This work is likely to entail thinking more adventurously and critically still about what we mean by governance. Much of the focus on governance within the field of open scholarly infrastructure to date has understandably been upon the procedural and administrative, given the urgency of putting in place functioning processes and structures for new projects. For reasons discussed in part in chapter 2, this has been largely concentrated in turn upon possibilities framed by the legal requirements of processes such as charitable incorporation. But we need to remain open to the possibilities of other, radically different ways in which infrastructure organisations’ governance might be structured and enacted, learning from a wide range of groups and projects, looking beyond the academic world (in the case of scholarly infrastructures) and the Global North.

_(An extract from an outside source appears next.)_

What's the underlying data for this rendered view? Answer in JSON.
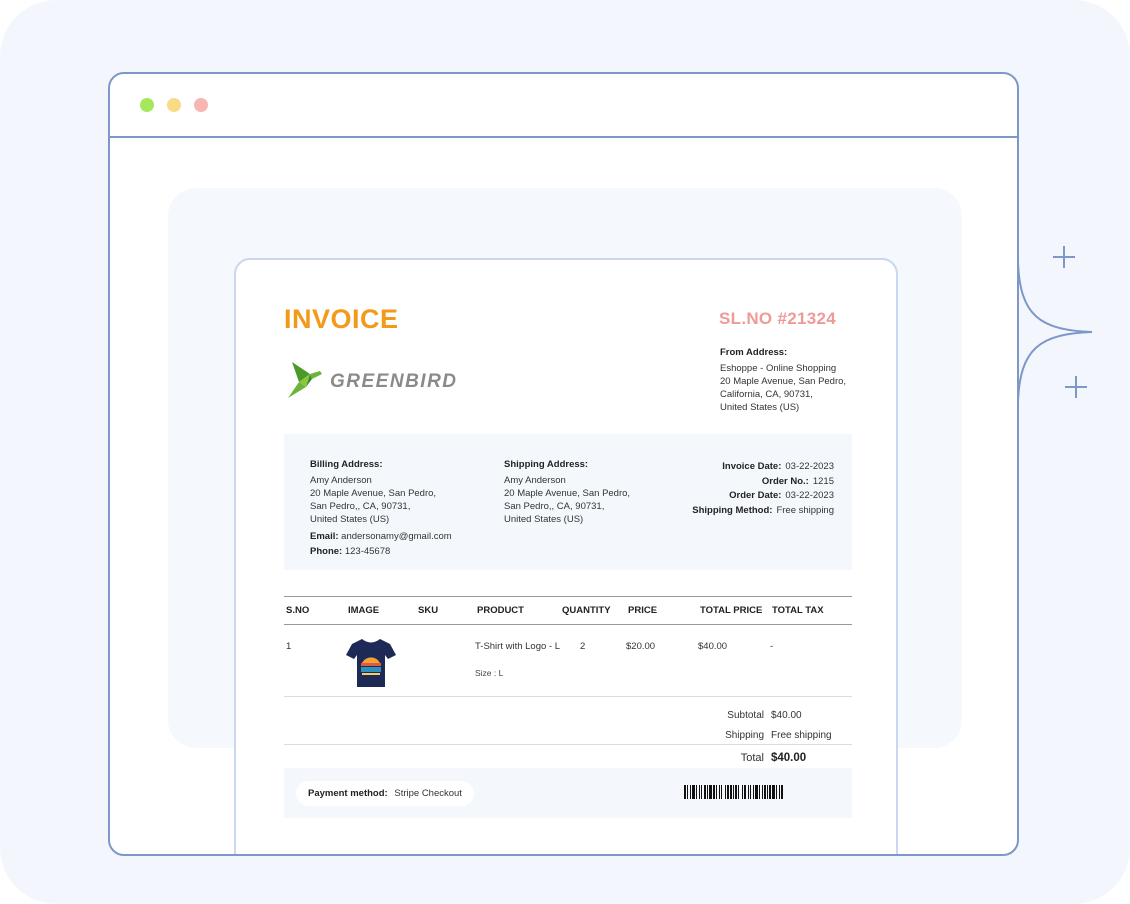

Ultimately, this might also mean giving serious consideration to some of the more radical criticisms of the whole notion and language of ‘governance’, such as those made in Harney and Moten’s essay ‘Blackness and Governance’ (2011). This seems especially urgent given the sometimes impressive but equally often somewhat patchy commitments of open infrastructure organisations to racial equity, to addressing imbalances between the global South and North, and to overcoming economic segregation in the scholarly and intellectual realms. This is a discussion that lies beyond the limits of this report, but one that needs to take place. Its implications for how we think about ‘governance’ might prove as fundamental and far-reaching as the idea of ‘open access’ has been for how we think about not only scholarly publishing and communication but the whole infrastructure of scholarly endeavour.